*** THE INPUT ***

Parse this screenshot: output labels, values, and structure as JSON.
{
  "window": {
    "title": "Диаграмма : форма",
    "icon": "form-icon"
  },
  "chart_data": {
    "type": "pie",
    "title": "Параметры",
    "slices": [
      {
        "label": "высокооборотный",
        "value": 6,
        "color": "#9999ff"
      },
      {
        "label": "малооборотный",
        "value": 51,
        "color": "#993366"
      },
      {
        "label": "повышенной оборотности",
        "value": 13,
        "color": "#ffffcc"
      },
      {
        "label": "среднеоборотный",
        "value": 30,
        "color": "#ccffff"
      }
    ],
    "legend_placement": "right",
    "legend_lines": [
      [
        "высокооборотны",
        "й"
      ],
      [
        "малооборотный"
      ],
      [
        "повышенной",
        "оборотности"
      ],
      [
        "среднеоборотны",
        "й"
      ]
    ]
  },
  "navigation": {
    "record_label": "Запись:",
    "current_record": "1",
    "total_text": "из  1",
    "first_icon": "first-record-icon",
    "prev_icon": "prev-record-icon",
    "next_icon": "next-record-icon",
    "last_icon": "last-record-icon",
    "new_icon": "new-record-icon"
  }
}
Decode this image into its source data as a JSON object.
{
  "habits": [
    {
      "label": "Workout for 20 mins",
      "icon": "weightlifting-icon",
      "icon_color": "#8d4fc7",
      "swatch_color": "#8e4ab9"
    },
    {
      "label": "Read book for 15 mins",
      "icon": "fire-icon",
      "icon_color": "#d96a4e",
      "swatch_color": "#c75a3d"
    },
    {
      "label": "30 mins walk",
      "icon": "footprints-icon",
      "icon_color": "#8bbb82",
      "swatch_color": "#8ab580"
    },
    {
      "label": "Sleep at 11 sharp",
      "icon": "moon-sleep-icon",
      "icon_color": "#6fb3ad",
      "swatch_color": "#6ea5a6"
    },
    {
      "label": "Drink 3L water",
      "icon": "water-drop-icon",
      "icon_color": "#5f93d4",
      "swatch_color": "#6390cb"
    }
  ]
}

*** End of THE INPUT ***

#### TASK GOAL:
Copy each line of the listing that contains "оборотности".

#### YOUR SOLUTION:
        "label": "повышенной оборотности",
        "оборотности"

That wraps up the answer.